Try it - Write out each entry, exactly the way it appears.

Dataset content -
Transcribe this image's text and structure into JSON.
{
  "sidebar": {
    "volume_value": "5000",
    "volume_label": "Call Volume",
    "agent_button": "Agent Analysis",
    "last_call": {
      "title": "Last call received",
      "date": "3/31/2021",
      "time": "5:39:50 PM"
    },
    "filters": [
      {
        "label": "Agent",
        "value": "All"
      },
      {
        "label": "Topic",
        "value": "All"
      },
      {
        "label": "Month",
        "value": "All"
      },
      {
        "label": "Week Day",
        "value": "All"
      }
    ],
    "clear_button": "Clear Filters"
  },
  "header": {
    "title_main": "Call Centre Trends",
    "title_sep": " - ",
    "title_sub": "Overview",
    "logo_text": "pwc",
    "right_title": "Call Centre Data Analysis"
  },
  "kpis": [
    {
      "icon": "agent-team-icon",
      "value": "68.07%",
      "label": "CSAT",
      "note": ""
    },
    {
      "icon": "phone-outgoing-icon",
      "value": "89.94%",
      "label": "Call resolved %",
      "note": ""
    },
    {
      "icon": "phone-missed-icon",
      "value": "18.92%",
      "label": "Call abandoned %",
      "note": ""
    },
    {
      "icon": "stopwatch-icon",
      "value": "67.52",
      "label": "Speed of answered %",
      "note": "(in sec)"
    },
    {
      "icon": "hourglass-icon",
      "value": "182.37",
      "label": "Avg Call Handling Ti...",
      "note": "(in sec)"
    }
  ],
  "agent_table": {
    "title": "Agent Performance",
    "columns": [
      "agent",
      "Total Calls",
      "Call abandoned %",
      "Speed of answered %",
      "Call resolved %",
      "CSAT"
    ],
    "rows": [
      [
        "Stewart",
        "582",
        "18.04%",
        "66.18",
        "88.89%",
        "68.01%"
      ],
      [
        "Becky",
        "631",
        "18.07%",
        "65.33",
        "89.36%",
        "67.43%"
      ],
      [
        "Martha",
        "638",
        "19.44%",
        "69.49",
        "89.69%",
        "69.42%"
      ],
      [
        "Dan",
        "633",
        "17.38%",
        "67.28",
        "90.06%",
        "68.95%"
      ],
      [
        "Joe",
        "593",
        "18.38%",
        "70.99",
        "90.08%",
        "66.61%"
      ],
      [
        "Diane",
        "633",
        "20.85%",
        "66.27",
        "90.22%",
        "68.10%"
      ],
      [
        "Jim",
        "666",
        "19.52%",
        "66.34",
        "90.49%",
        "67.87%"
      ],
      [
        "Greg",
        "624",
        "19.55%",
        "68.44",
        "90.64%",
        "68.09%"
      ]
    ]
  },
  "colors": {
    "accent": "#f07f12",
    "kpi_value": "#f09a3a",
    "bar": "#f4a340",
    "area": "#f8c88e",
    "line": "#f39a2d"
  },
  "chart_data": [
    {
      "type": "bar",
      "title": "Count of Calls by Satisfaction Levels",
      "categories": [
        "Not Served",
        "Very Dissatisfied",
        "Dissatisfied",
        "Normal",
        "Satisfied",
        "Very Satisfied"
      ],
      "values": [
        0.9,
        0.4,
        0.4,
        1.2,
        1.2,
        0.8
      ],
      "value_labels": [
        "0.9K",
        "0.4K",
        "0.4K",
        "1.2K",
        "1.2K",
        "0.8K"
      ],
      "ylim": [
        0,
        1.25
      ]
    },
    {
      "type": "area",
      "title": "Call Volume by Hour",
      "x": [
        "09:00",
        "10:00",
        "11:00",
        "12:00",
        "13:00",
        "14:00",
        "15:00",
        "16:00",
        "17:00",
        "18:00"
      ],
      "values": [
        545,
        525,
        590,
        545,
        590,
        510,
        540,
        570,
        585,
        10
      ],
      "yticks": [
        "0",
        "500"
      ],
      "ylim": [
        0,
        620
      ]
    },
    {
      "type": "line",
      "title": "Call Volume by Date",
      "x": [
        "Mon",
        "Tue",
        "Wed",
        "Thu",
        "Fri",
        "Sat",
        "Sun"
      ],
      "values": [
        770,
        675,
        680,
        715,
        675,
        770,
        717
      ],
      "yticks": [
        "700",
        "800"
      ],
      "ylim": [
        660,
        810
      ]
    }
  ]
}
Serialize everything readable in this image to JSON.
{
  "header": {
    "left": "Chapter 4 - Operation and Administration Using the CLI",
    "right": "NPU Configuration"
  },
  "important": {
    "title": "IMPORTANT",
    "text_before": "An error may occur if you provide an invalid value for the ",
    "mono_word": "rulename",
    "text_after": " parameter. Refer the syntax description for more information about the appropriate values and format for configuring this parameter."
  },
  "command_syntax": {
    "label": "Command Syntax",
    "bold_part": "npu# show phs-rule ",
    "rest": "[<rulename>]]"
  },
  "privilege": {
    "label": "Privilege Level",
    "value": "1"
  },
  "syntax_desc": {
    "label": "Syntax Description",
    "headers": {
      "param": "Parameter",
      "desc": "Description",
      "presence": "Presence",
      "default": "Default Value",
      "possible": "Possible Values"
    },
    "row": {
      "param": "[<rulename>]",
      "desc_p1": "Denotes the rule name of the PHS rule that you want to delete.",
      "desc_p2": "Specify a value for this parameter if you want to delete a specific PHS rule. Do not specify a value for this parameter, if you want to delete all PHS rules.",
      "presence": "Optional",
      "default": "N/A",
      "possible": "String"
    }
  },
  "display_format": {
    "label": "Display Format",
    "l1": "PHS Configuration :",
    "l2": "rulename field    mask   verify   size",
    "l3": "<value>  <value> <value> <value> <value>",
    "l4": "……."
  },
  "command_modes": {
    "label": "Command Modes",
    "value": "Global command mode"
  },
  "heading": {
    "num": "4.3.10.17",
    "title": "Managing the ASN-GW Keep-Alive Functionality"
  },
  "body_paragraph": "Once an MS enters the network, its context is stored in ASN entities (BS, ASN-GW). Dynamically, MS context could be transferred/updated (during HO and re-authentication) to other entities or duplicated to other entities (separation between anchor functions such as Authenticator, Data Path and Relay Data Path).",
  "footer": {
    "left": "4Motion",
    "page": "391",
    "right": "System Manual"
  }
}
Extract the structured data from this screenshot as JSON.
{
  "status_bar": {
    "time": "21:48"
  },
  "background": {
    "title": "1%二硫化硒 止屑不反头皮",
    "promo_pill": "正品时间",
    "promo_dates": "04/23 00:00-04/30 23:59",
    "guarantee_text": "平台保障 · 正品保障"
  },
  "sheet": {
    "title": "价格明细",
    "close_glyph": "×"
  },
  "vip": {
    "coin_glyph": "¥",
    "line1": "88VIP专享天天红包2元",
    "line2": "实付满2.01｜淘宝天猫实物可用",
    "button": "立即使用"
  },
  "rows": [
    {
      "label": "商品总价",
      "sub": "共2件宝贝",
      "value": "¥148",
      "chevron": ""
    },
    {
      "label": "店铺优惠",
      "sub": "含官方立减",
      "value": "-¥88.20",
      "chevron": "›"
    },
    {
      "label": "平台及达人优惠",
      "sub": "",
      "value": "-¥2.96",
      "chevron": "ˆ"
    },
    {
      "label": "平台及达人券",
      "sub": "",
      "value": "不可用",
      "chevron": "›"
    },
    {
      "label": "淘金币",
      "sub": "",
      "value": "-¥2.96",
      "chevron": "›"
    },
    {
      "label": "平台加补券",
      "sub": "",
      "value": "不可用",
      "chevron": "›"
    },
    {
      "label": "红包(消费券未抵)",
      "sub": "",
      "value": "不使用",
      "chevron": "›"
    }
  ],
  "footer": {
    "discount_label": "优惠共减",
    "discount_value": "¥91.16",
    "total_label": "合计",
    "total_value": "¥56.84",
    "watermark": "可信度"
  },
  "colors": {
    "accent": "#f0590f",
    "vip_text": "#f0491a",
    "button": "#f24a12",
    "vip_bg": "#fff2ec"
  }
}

Solution to this task -
Transcribe this image's text and structure into JSON.
{
  "sidebar": {
    "volume_value": "5000",
    "volume_label": "Call Volume",
    "agent_button": "Agent Analysis",
    "last_call": {
      "title": "Last call received",
      "date": "3/31/2021",
      "time": "5:39:50 PM"
    },
    "filters": [
      {
        "label": "Agent",
        "value": "All"
      },
      {
        "label": "Topic",
        "value": "All"
      },
      {
        "label": "Month",
        "value": "All"
      },
      {
        "label": "Week Day",
        "value": "All"
      }
    ],
    "clear_button": "Clear Filters"
  },
  "header": {
    "title_main": "Call Centre Trends",
    "title_sep": " - ",
    "title_sub": "Overview",
    "logo_text": "pwc",
    "right_title": "Call Centre Data Analysis"
  },
  "kpis": [
    {
      "icon": "agent-team-icon",
      "value": "68.07%",
      "label": "CSAT",
      "note": ""
    },
    {
      "icon": "phone-outgoing-icon",
      "value": "89.94%",
      "label": "Call resolved %",
      "note": ""
    },
    {
      "icon": "phone-missed-icon",
      "value": "18.92%",
      "label": "Call abandoned %",
      "note": ""
    },
    {
      "icon": "stopwatch-icon",
      "value": "67.52",
      "label": "Speed of answered %",
      "note": "(in sec)"
    },
    {
      "icon": "hourglass-icon",
      "value": "182.37",
      "label": "Avg Call Handling Ti...",
      "note": "(in sec)"
    }
  ],
  "agent_table": {
    "title": "Agent Performance",
    "columns": [
      "agent",
      "Total Calls",
      "Call abandoned %",
      "Speed of answered %",
      "Call resolved %",
      "CSAT"
    ],
    "rows": [
      [
        "Stewart",
        "582",
        "18.04%",
        "66.18",
        "88.89%",
        "68.01%"
      ],
      [
        "Becky",
        "631",
        "18.07%",
        "65.33",
        "89.36%",
        "67.43%"
      ],
      [
        "Martha",
        "638",
        "19.44%",
        "69.49",
        "89.69%",
        "69.42%"
      ],
      [
        "Dan",
        "633",
        "17.38%",
        "67.28",
        "90.06%",
        "68.95%"
      ],
      [
        "Joe",
        "593",
        "18.38%",
        "70.99",
        "90.08%",
        "66.61%"
      ],
      [
        "Diane",
        "633",
        "20.85%",
        "66.27",
        "90.22%",
        "68.10%"
      ],
      [
        "Jim",
        "666",
        "19.52%",
        "66.34",
        "90.49%",
        "67.87%"
      ],
      [
        "Greg",
        "624",
        "19.55%",
        "68.44",
        "90.64%",
        "68.09%"
      ]
    ]
  },
  "colors": {
    "accent": "#f07f12",
    "kpi_value": "#f09a3a",
    "bar": "#f4a340",
    "area": "#f8c88e",
    "line": "#f39a2d"
  },
  "chart_data": [
    {
      "type": "bar",
      "title": "Count of Calls by Satisfaction Levels",
      "categories": [
        "Not Served",
        "Very Dissatisfied",
        "Dissatisfied",
        "Normal",
        "Satisfied",
        "Very Satisfied"
      ],
      "values": [
        0.9,
        0.4,
        0.4,
        1.2,
        1.2,
        0.8
      ],
      "value_labels": [
        "0.9K",
        "0.4K",
        "0.4K",
        "1.2K",
        "1.2K",
        "0.8K"
      ],
      "ylim": [
        0,
        1.25
      ]
    },
    {
      "type": "area",
      "title": "Call Volume by Hour",
      "x": [
        "09:00",
        "10:00",
        "11:00",
        "12:00",
        "13:00",
        "14:00",
        "15:00",
        "16:00",
        "17:00",
        "18:00"
      ],
      "values": [
        545,
        525,
        590,
        545,
        590,
        510,
        540,
        570,
        585,
        10
      ],
      "yticks": [
        "0",
        "500"
      ],
      "ylim": [
        0,
        620
      ]
    },
    {
      "type": "line",
      "title": "Call Volume by Date",
      "x": [
        "Mon",
        "Tue",
        "Wed",
        "Thu",
        "Fri",
        "Sat",
        "Sun"
      ],
      "values": [
        770,
        675,
        680,
        715,
        675,
        770,
        717
      ],
      "yticks": [
        "700",
        "800"
      ],
      "ylim": [
        660,
        810
      ]
    }
  ]
}
Serialize everything readable in this image to JSON.
{
  "header": {
    "left": "Chapter 4 - Operation and Administration Using the CLI",
    "right": "NPU Configuration"
  },
  "important": {
    "title": "IMPORTANT",
    "text_before": "An error may occur if you provide an invalid value for the ",
    "mono_word": "rulename",
    "text_after": " parameter. Refer the syntax description for more information about the appropriate values and format for configuring this parameter."
  },
  "command_syntax": {
    "label": "Command Syntax",
    "bold_part": "npu# show phs-rule ",
    "rest": "[<rulename>]]"
  },
  "privilege": {
    "label": "Privilege Level",
    "value": "1"
  },
  "syntax_desc": {
    "label": "Syntax Description",
    "headers": {
      "param": "Parameter",
      "desc": "Description",
      "presence": "Presence",
      "default": "Default Value",
      "possible": "Possible Values"
    },
    "row": {
      "param": "[<rulename>]",
      "desc_p1": "Denotes the rule name of the PHS rule that you want to delete.",
      "desc_p2": "Specify a value for this parameter if you want to delete a specific PHS rule. Do not specify a value for this parameter, if you want to delete all PHS rules.",
      "presence": "Optional",
      "default": "N/A",
      "possible": "String"
    }
  },
  "display_format": {
    "label": "Display Format",
    "l1": "PHS Configuration :",
    "l2": "rulename field    mask   verify   size",
    "l3": "<value>  <value> <value> <value> <value>",
    "l4": "……."
  },
  "command_modes": {
    "label": "Command Modes",
    "value": "Global command mode"
  },
  "heading": {
    "num": "4.3.10.17",
    "title": "Managing the ASN-GW Keep-Alive Functionality"
  },
  "body_paragraph": "Once an MS enters the network, its context is stored in ASN entities (BS, ASN-GW). Dynamically, MS context could be transferred/updated (during HO and re-authentication) to other entities or duplicated to other entities (separation between anchor functions such as Authenticator, Data Path and Relay Data Path).",
  "footer": {
    "left": "4Motion",
    "page": "391",
    "right": "System Manual"
  }
}
Extract the structured data from this screenshot as JSON.
{
  "status_bar": {
    "time": "21:48"
  },
  "background": {
    "title": "1%二硫化硒 止屑不反头皮",
    "promo_pill": "正品时间",
    "promo_dates": "04/23 00:00-04/30 23:59",
    "guarantee_text": "平台保障 · 正品保障"
  },
  "sheet": {
    "title": "价格明细",
    "close_glyph": "×"
  },
  "vip": {
    "coin_glyph": "¥",
    "line1": "88VIP专享天天红包2元",
    "line2": "实付满2.01｜淘宝天猫实物可用",
    "button": "立即使用"
  },
  "rows": [
    {
      "label": "商品总价",
      "sub": "共2件宝贝",
      "value": "¥148",
      "chevron": ""
    },
    {
      "label": "店铺优惠",
      "sub": "含官方立减",
      "value": "-¥88.20",
      "chevron": "›"
    },
    {
      "label": "平台及达人优惠",
      "sub": "",
      "value": "-¥2.96",
      "chevron": "ˆ"
    },
    {
      "label": "平台及达人券",
      "sub": "",
      "value": "不可用",
      "chevron": "›"
    },
    {
      "label": "淘金币",
      "sub": "",
      "value": "-¥2.96",
      "chevron": "›"
    },
    {
      "label": "平台加补券",
      "sub": "",
      "value": "不可用",
      "chevron": "›"
    },
    {
      "label": "红包(消费券未抵)",
      "sub": "",
      "value": "不使用",
      "chevron": "›"
    }
  ],
  "footer": {
    "discount_label": "优惠共减",
    "discount_value": "¥91.16",
    "total_label": "合计",
    "total_value": "¥56.84",
    "watermark": "可信度"
  },
  "colors": {
    "accent": "#f0590f",
    "vip_text": "#f0491a",
    "button": "#f24a12",
    "vip_bg": "#fff2ec"
  }
}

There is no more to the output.